Description of the task:
Once the pictures are set aside, print the records that follow exactly as written.

==== Data to process ====

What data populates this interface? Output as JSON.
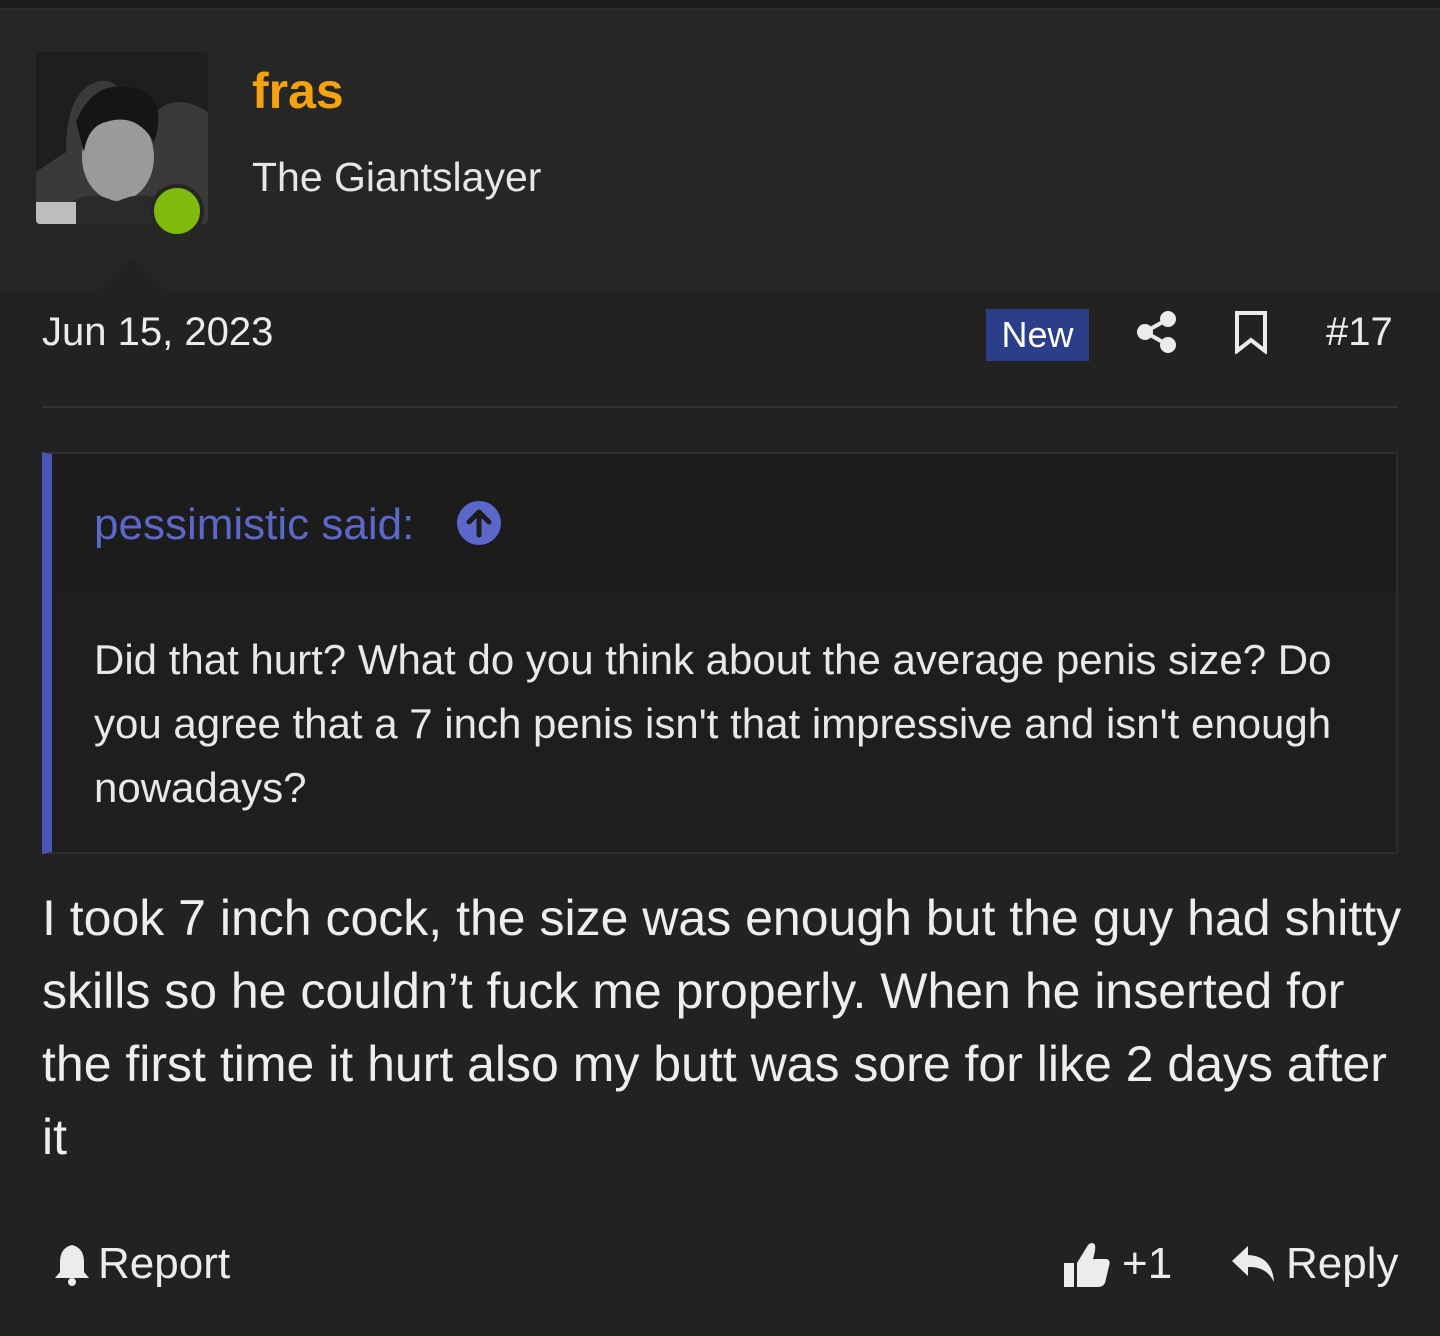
{
  "user": {
    "username": "fras",
    "title": "The Giantslayer",
    "online": true
  },
  "post": {
    "date": "Jun 15, 2023",
    "badge": "New",
    "number": "#17",
    "body": "I took 7 inch cock, the size was enough but the guy had shitty skills so he couldn’t fuck me properly. When he inserted for the first time it hurt also my butt was sore for like 2 days after it"
  },
  "quote": {
    "author_line": "pessimistic said:",
    "text": "Did that hurt? What do you think about the average penis size? Do you agree that a 7 inch penis isn't that impressive and isn't enough nowadays?"
  },
  "actions": {
    "report": "Report",
    "like_count": "+1",
    "reply": "Reply"
  },
  "colors": {
    "background": "#222222",
    "username": "#f4a20e",
    "online_dot": "#7fba0c",
    "new_badge": "#2b3e8a",
    "quote_accent": "#4a55b5",
    "quote_author": "#5c68c9"
  },
  "icons": [
    "share-icon",
    "bookmark-icon",
    "arrow-up-circle-icon",
    "bell-icon",
    "thumbs-up-icon",
    "reply-icon"
  ]
}
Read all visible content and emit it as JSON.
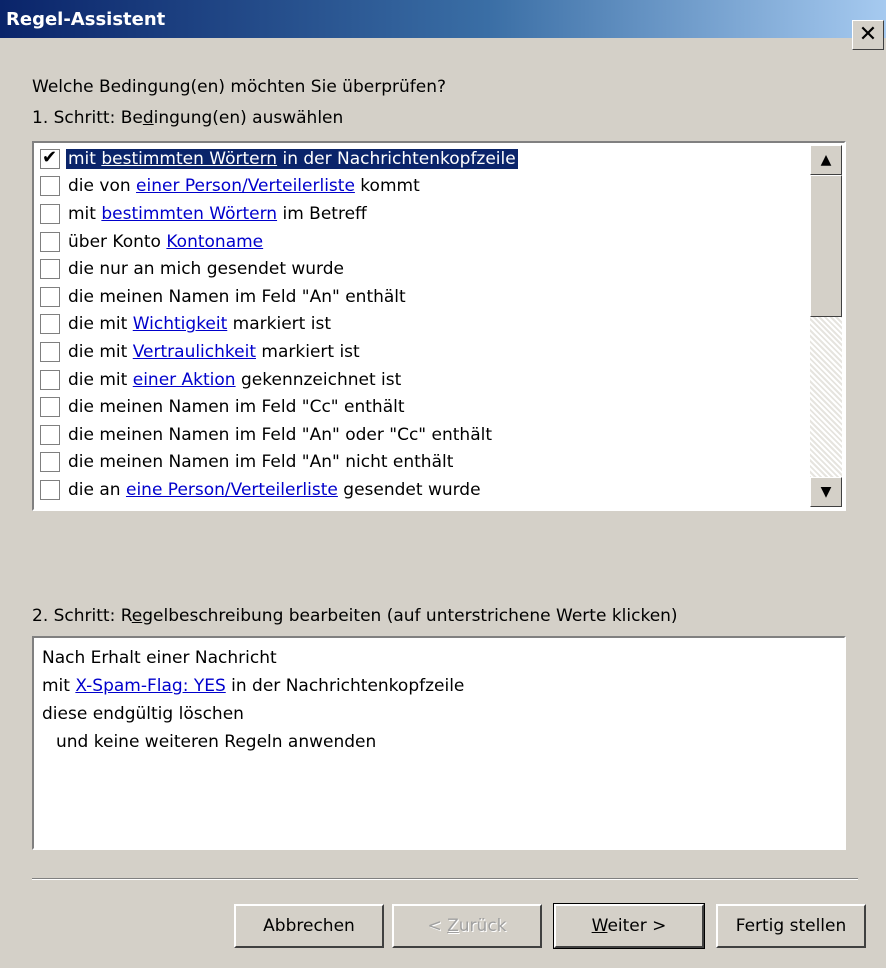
{
  "window": {
    "title": "Regel-Assistent",
    "close_glyph": "✕"
  },
  "question": "Welche Bedingung(en) möchten Sie überprüfen?",
  "step1": {
    "prefix": "1. Schritt: Be",
    "accel": "d",
    "suffix": "ingung(en) auswählen"
  },
  "conditions": [
    {
      "checked": true,
      "selected": true,
      "pre": "mit ",
      "link": "bestimmten Wörtern",
      "post": " in der Nachrichtenkopfzeile"
    },
    {
      "checked": false,
      "selected": false,
      "pre": "die von ",
      "link": "einer Person/Verteilerliste",
      "post": " kommt"
    },
    {
      "checked": false,
      "selected": false,
      "pre": "mit ",
      "link": "bestimmten Wörtern",
      "post": " im Betreff"
    },
    {
      "checked": false,
      "selected": false,
      "pre": "über Konto ",
      "link": "Kontoname",
      "post": ""
    },
    {
      "checked": false,
      "selected": false,
      "pre": "die nur an mich gesendet wurde",
      "link": "",
      "post": ""
    },
    {
      "checked": false,
      "selected": false,
      "pre": "die meinen Namen im Feld \"An\" enthält",
      "link": "",
      "post": ""
    },
    {
      "checked": false,
      "selected": false,
      "pre": "die mit ",
      "link": "Wichtigkeit",
      "post": " markiert ist"
    },
    {
      "checked": false,
      "selected": false,
      "pre": "die mit ",
      "link": "Vertraulichkeit",
      "post": " markiert ist"
    },
    {
      "checked": false,
      "selected": false,
      "pre": "die mit ",
      "link": "einer Aktion",
      "post": " gekennzeichnet ist"
    },
    {
      "checked": false,
      "selected": false,
      "pre": "die meinen Namen im Feld \"Cc\" enthält",
      "link": "",
      "post": ""
    },
    {
      "checked": false,
      "selected": false,
      "pre": "die meinen Namen im Feld \"An\" oder \"Cc\" enthält",
      "link": "",
      "post": ""
    },
    {
      "checked": false,
      "selected": false,
      "pre": "die meinen Namen im Feld \"An\" nicht enthält",
      "link": "",
      "post": ""
    },
    {
      "checked": false,
      "selected": false,
      "pre": "die an ",
      "link": "eine Person/Verteilerliste",
      "post": " gesendet wurde"
    }
  ],
  "step2": {
    "prefix": "2. Schritt: R",
    "accel": "e",
    "suffix": "gelbeschreibung bearbeiten (auf unterstrichene Werte klicken)"
  },
  "description": {
    "line1": "Nach Erhalt einer Nachricht",
    "line2_pre": "mit ",
    "line2_link": "X-Spam-Flag: YES",
    "line2_post": " in der Nachrichtenkopfzeile",
    "line3": "diese endgültig löschen",
    "line4": "und keine weiteren Regeln anwenden"
  },
  "buttons": {
    "cancel": "Abbrechen",
    "back_prefix": "< ",
    "back_accel": "Z",
    "back_suffix": "urück",
    "next_accel": "W",
    "next_suffix": "eiter >",
    "finish": "Fertig stellen"
  },
  "scroll_up_glyph": "▲",
  "scroll_down_glyph": "▼"
}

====

Solution for this exercise:
What data populates this interface? Output as JSON.
{
  "user": {
    "username": "fras",
    "title": "The Giantslayer",
    "online": true
  },
  "post": {
    "date": "Jun 15, 2023",
    "badge": "New",
    "number": "#17",
    "body": "I took 7 inch cock, the size was enough but the guy had shitty skills so he couldn’t fuck me properly. When he inserted for the first time it hurt also my butt was sore for like 2 days after it"
  },
  "quote": {
    "author_line": "pessimistic said:",
    "text": "Did that hurt? What do you think about the average penis size? Do you agree that a 7 inch penis isn't that impressive and isn't enough nowadays?"
  },
  "actions": {
    "report": "Report",
    "like_count": "+1",
    "reply": "Reply"
  },
  "colors": {
    "background": "#222222",
    "username": "#f4a20e",
    "online_dot": "#7fba0c",
    "new_badge": "#2b3e8a",
    "quote_accent": "#4a55b5",
    "quote_author": "#5c68c9"
  },
  "icons": [
    "share-icon",
    "bookmark-icon",
    "arrow-up-circle-icon",
    "bell-icon",
    "thumbs-up-icon",
    "reply-icon"
  ]
}
Read all visible content and emit it as JSON.
{
  "window": {
    "title": "Regel-Assistent",
    "close_glyph": "✕"
  },
  "question": "Welche Bedingung(en) möchten Sie überprüfen?",
  "step1": {
    "prefix": "1. Schritt: Be",
    "accel": "d",
    "suffix": "ingung(en) auswählen"
  },
  "conditions": [
    {
      "checked": true,
      "selected": true,
      "pre": "mit ",
      "link": "bestimmten Wörtern",
      "post": " in der Nachrichtenkopfzeile"
    },
    {
      "checked": false,
      "selected": false,
      "pre": "die von ",
      "link": "einer Person/Verteilerliste",
      "post": " kommt"
    },
    {
      "checked": false,
      "selected": false,
      "pre": "mit ",
      "link": "bestimmten Wörtern",
      "post": " im Betreff"
    },
    {
      "checked": false,
      "selected": false,
      "pre": "über Konto ",
      "link": "Kontoname",
      "post": ""
    },
    {
      "checked": false,
      "selected": false,
      "pre": "die nur an mich gesendet wurde",
      "link": "",
      "post": ""
    },
    {
      "checked": false,
      "selected": false,
      "pre": "die meinen Namen im Feld \"An\" enthält",
      "link": "",
      "post": ""
    },
    {
      "checked": false,
      "selected": false,
      "pre": "die mit ",
      "link": "Wichtigkeit",
      "post": " markiert ist"
    },
    {
      "checked": false,
      "selected": false,
      "pre": "die mit ",
      "link": "Vertraulichkeit",
      "post": " markiert ist"
    },
    {
      "checked": false,
      "selected": false,
      "pre": "die mit ",
      "link": "einer Aktion",
      "post": " gekennzeichnet ist"
    },
    {
      "checked": false,
      "selected": false,
      "pre": "die meinen Namen im Feld \"Cc\" enthält",
      "link": "",
      "post": ""
    },
    {
      "checked": false,
      "selected": false,
      "pre": "die meinen Namen im Feld \"An\" oder \"Cc\" enthält",
      "link": "",
      "post": ""
    },
    {
      "checked": false,
      "selected": false,
      "pre": "die meinen Namen im Feld \"An\" nicht enthält",
      "link": "",
      "post": ""
    },
    {
      "checked": false,
      "selected": false,
      "pre": "die an ",
      "link": "eine Person/Verteilerliste",
      "post": " gesendet wurde"
    }
  ],
  "step2": {
    "prefix": "2. Schritt: R",
    "accel": "e",
    "suffix": "gelbeschreibung bearbeiten (auf unterstrichene Werte klicken)"
  },
  "description": {
    "line1": "Nach Erhalt einer Nachricht",
    "line2_pre": "mit ",
    "line2_link": "X-Spam-Flag: YES",
    "line2_post": " in der Nachrichtenkopfzeile",
    "line3": "diese endgültig löschen",
    "line4": "und keine weiteren Regeln anwenden"
  },
  "buttons": {
    "cancel": "Abbrechen",
    "back_prefix": "< ",
    "back_accel": "Z",
    "back_suffix": "urück",
    "next_accel": "W",
    "next_suffix": "eiter >",
    "finish": "Fertig stellen"
  },
  "scroll_up_glyph": "▲",
  "scroll_down_glyph": "▼"
}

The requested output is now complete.